The Refugee Council runs support for London based refugee doctors to re-qualify to UK standards and secure employment appropriate to their professional qualifications. Farkhunda, one of the doctors we’ve helped, shares her story.
I never made a conscious decision to become a doctor. Back then in Afghanistan, ladies of my generation only really had two career options: medicine or teaching. My family were keen for me to study medicine, so I did.
I spent five years studying in Afghanistan before I had to leave: the Taliban had taken over and had closed down education for women. There was no safety or stability in the country. We fled to Pakistan and I spent the next two years continuing my studies at a university in Pakistan before coming to Britain in 2002 to join my husband.
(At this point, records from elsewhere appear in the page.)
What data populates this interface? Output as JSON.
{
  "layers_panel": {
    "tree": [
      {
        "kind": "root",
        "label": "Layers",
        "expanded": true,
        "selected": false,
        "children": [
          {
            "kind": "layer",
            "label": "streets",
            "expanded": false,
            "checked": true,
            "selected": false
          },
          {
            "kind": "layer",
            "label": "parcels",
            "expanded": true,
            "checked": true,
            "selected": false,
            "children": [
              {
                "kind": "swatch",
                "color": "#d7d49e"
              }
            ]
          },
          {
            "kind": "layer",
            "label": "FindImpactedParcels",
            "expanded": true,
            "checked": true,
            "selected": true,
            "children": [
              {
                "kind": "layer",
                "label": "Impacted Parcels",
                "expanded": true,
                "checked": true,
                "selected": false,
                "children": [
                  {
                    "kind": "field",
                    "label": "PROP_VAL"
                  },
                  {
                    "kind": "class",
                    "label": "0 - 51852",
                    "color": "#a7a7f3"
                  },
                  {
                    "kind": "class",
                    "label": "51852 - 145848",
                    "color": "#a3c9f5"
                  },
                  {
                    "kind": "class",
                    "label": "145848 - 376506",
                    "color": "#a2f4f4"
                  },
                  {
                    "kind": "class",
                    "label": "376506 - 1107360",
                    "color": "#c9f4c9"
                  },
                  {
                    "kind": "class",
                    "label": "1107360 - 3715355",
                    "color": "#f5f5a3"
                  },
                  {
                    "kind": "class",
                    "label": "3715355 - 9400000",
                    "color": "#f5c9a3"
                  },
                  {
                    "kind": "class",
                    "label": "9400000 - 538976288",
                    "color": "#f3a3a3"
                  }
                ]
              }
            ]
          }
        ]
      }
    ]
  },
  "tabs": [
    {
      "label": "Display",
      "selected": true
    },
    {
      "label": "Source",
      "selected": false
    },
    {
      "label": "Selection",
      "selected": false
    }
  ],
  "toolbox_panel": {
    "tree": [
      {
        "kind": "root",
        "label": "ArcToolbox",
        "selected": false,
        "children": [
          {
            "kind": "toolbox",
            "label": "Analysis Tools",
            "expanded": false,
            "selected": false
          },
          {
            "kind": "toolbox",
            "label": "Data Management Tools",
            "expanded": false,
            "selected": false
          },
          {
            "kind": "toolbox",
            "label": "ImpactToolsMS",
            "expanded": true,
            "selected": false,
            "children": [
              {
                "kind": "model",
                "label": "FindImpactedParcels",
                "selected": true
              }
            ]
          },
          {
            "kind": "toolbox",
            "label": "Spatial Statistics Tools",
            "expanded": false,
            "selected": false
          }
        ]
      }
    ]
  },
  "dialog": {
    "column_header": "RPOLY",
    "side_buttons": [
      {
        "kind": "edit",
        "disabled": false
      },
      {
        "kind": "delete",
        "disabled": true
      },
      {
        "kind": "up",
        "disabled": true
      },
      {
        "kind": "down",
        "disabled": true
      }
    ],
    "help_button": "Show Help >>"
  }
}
When I arrived I could speak English, but I struggled to get my paperwork in order and navigating the system was tough.
In 2006 I applied to the General Medical Council (GMC) for registration. They rejected me. I was devastated. They refused to recognise my primary medical qualifications from Pakistan as the university I’d attended hadn’t been registered with the World Health Organisation.
I didn’t know what to do. I gave up.
The following year, I had my second child but I was still thinking about my future. I’ve always been ambitious; my career is part of my identity. Without it, I didn’t know who I was.
I managed to resume my studies in 2011 and re-did the last two years of my primary medical qualification. After that, I began my re-qualification in Britain.
I was never just studying though; I am a wife and mother too and I had lots of other important responsibilities. It was an exceptionally chaotic time in my life; I was depressed, stressed and trying to study. I was lost.
During that time, I found the Refugee Council’s healthcare professionals programme very useful; I was helped in so many ways from exam preparation classes, to financial and moral support. I would stay at the Refugee Council studying until the building closed and the help I had finding work experience – a clinical attachment – was invaluable.
The project coordinator, Fahira Mulamehic, has been a tremendous support; she’s always been there for me. When I lost hope, my faith in Allah and the support of others – people like Fahira and Louise Salmon at RAGU – kept me going. I don’t know how to thank them.
Even after I had passed all of my exams, I then had to get through the GMC registration procedure. They’re really tough with their checking process. When they were trying to verify my primary medical qualification I was asked to provide specific dates and hours of study which were extremely hard to get. There are no computer records of this data in Afghanistan: and lots of documents were lost or burned during the war. It was a hard job to sort out so much paperwork and documentation from my former University before I was given my registration.
It was an extremely challenging time and I don’t know how I did it; sometimes I don’t know if I’m human or if I’m made of metal.
Other refugee doctors arriving in Britain will face a range of different challenges, but I think it’s important to remember that you’re a doctor anywhere in the world. Don’t underestimate your knowledge and abilities. It’s important not to give up; the opportunities are there, you’ve just got to grab them. I never thought I’d get to where I am, but now I’m smiling after overcoming extremely challenging barriers and obstacles.
When I arrived in Britain I didn’t know what the future would hold, where I would end up or what I would face.
I had such a long wait and then everything has come so quickly: it’s been three weeks since I have my GMC registration and I I’ve got a job in a London hospital and it hasn’t sunk in yet. It’s difficult for me to absorb the last 13 years in three weeks.
As well as helping people through medicine, I want to be an inspiration for other women from my country and a role model for my children. I want to help fight for Afghan women’s rights. I’ve been through what they’re going through, but I want them to know that they can do anything; that they’re strong enough. Women shouldn’t let cultural barriers prevent them from achieving and reaching their goals.
I imagine on my first day at work I’ll be nervous and excited. But I’ll also be proud. I’ve climbed many barriers, but the joy of achievement is something you can’t describe.